Again, though, this assumes that all misses are worth zero points. And they’re not. Some are more likely to lead to offensive rebounds, and thus second chance points. So to really get a good idea of how many points a shot results in on average, you have to add in the misses.
Take misses at the rim. A whopping 41% of the time they end up right back in the hands of the offense. And once in the hands of the offense, they’re worth about 1.03 points per possession. So each miss is worth 41% x 1.03 = .42 points per miss. To get an accurate value for the shot then, you have to add up the 65% of the time teams MAKE the shot and get 2 points (65% x 2 = 1.3), which is what I did in the chart above, and the 35% of the time teams MISS and get .42 points per miss (35% x .42 = .15). Adding these together results in a final value of 1.45 points per shot.
The red bars in the chart below measure this new value. The blue bars are the same as before.
As you can see, I’ve named this new stat Cohan Points Per Shot, because calling it “Points Per Shot Including The Value Of Misses By Offensive Rebounding Percentage And Points Per Possession” is too long, calling it True Points Per Shot is to ESPNy, and because it’s looking less and less likely that I’m going to discover a great river or series of islands that I can name after myself.
Quantifying how much each shot is worth in this way leads to one particularly interesting result. While before it seemed that free throws were the best shot by a not insignificant margin, after factoring in misses, shots at the rim and free throws end up in virtually a dead heat.
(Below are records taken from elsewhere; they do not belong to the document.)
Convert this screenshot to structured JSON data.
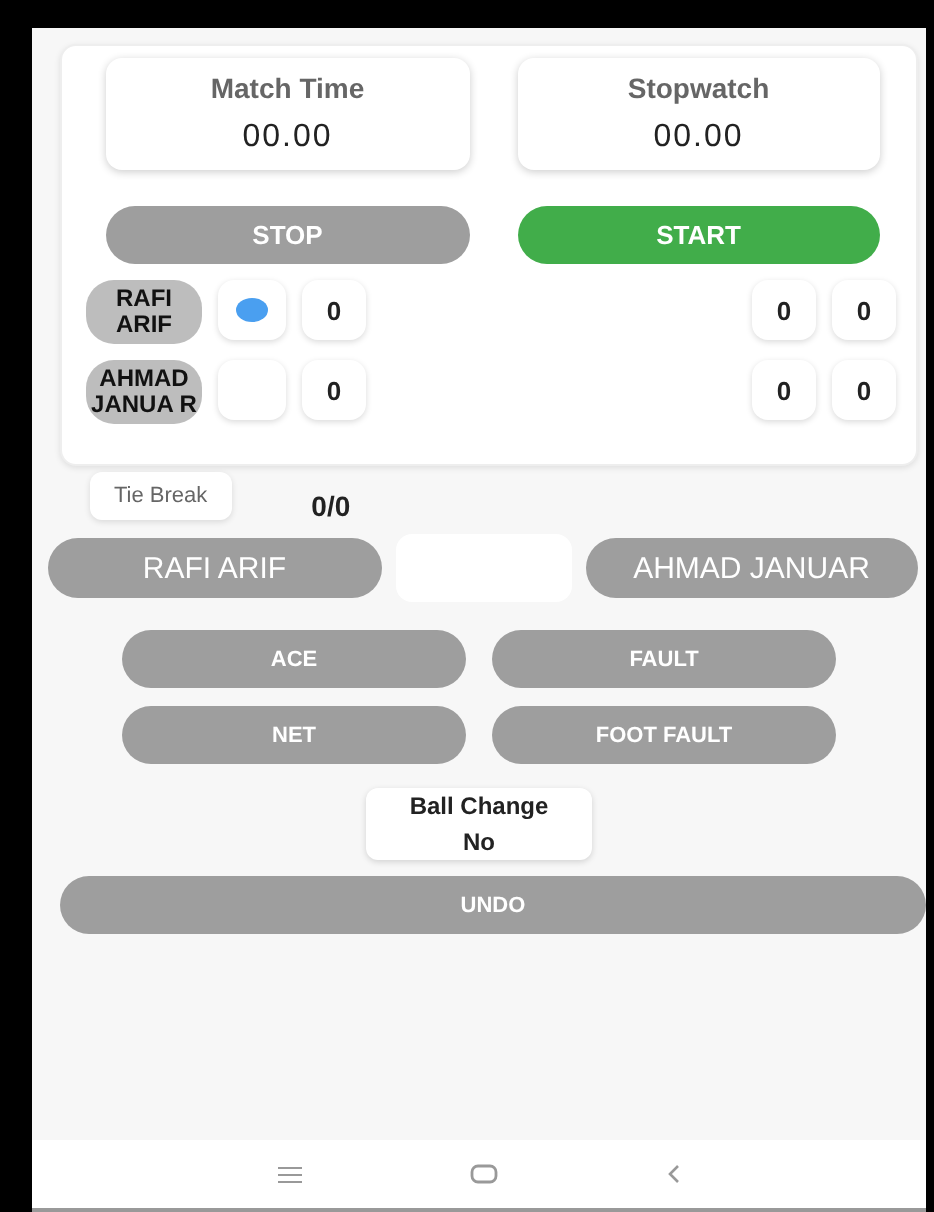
{
  "timers": [
    {
      "label": "Match Time",
      "value": "00.00"
    },
    {
      "label": "Stopwatch",
      "value": "00.00"
    }
  ],
  "clock_buttons": [
    {
      "label": "STOP",
      "kind": "inactive"
    },
    {
      "label": "START",
      "kind": "active"
    }
  ],
  "players": [
    {
      "name": "RAFI ARIF",
      "serving": true,
      "points": "0",
      "games": "0",
      "sets": "0"
    },
    {
      "name": "AHMAD JANUA R",
      "serving": false,
      "points": "0",
      "games": "0",
      "sets": "0"
    }
  ],
  "tie_break": {
    "label": "Tie Break",
    "score": "0/0"
  },
  "player_buttons": [
    "RAFI ARIF",
    "AHMAD JANUAR"
  ],
  "actions": [
    "ACE",
    "FAULT",
    "NET",
    "FOOT FAULT"
  ],
  "ball_change": {
    "label": "Ball Change",
    "value": "No"
  },
  "undo": "UNDO"
}
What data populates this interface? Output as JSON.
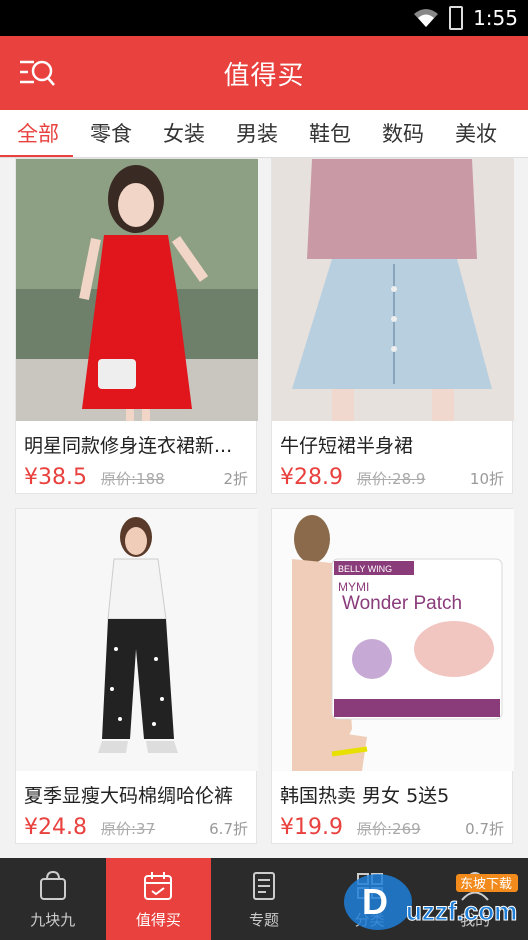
{
  "status": {
    "time": "1:55"
  },
  "header": {
    "title": "值得买",
    "menu_icon": "search-menu-icon"
  },
  "tabs": [
    "全部",
    "零食",
    "女装",
    "男装",
    "鞋包",
    "数码",
    "美妆"
  ],
  "products": [
    {
      "name": "明星同款修身连衣裙新...",
      "price": "¥38.5",
      "original": "原价:188",
      "discount": "2折"
    },
    {
      "name": "牛仔短裙半身裙",
      "price": "¥28.9",
      "original": "原价:28.9",
      "discount": "10折"
    },
    {
      "name": "夏季显瘦大码棉绸哈伦裤",
      "price": "¥24.8",
      "original": "原价:37",
      "discount": "6.7折"
    },
    {
      "name": "韩国热卖 男女 5送5",
      "price": "¥19.9",
      "original": "原价:269",
      "discount": "0.7折"
    }
  ],
  "product_images": {
    "patch_brand": "BELLY WING",
    "patch_line1": "MYMI",
    "patch_title": "Wonder Patch"
  },
  "bottom_nav": [
    {
      "label": "九块九",
      "icon": "shopping-bag-icon"
    },
    {
      "label": "值得买",
      "icon": "calendar-icon"
    },
    {
      "label": "专题",
      "icon": "document-icon"
    },
    {
      "label": "分类",
      "icon": "grid-icon"
    },
    {
      "label": "我的",
      "icon": "user-icon"
    }
  ],
  "watermark": {
    "text": "uzzf.com",
    "subtitle": "东坡下载"
  },
  "colors": {
    "accent": "#e8413e",
    "bottom_bar": "#2b2b2b"
  }
}
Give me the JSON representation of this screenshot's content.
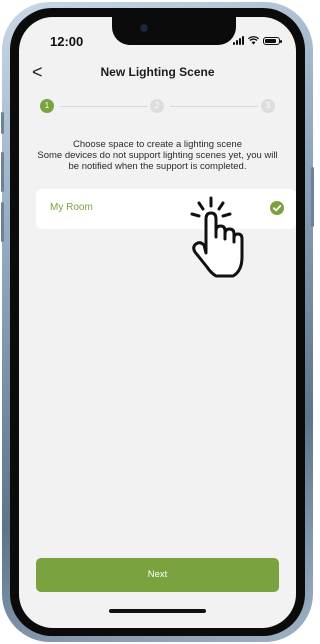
{
  "status_bar": {
    "time": "12:00"
  },
  "header": {
    "back_symbol": "<",
    "title": "New Lighting Scene"
  },
  "stepper": {
    "steps": [
      "1",
      "2",
      "3"
    ],
    "active_step": 1
  },
  "instructions": {
    "line1": "Choose space to create a lighting scene",
    "line2": "Some devices do not support lighting scenes yet, you will be notified when the support is completed."
  },
  "rooms": [
    {
      "name": "My Room",
      "selected": true
    }
  ],
  "footer": {
    "next_label": "Next"
  },
  "colors": {
    "accent": "#7aa33f",
    "background": "#f2f2f2"
  },
  "icons": {
    "back": "chevron-left-icon",
    "selected": "check-circle-icon",
    "overlay": "tap-hand-icon",
    "signal": "signal-icon",
    "wifi": "wifi-icon",
    "battery": "battery-icon"
  }
}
This makes sense. Shots at the rim are by far the most likely to result in an offensive rebound, while free throws are the least likely. For this reason, shots at the rim were undervalued, and free throws were overvalued, by the original metric. And this doesn’t even account for the fact that offensive rebounds off misses near the rim are probably more likely to lead to put back slams and quick, easy points than typical possessions.
There’s at least one caveat, though, that I can think of. The very chaos under the basket that allows teams to grab rebounds off their own misses near the rim also prevents them from recovering quickly and getting back on defense when they don’t manage to secure the ball. While teams might not collect a huge amount of offensive boards off missed free throw attempts, they do get to prepare themselves to run back down the floor and prevent fast break opportunities. So while they’re less likely to get second chance buckets, they’re more likely to prevent quick baskets by the other team.
None of this is revolutionary stuff. The point though — other than to pass on the Cohan legacy through an obscure basketball statistic known only to people whose newsfeeds I appear in — is that sometimes things aren’t exactly as they seem at first glance. Not all misses are just misses — bad chances, losses for the offense. Some failed attempts aren’t failures at all.
Feel free to take a look at the data/program files here.
If you’re interested in contributing, email me at firstname.lastname@example.org or message me on Facebook.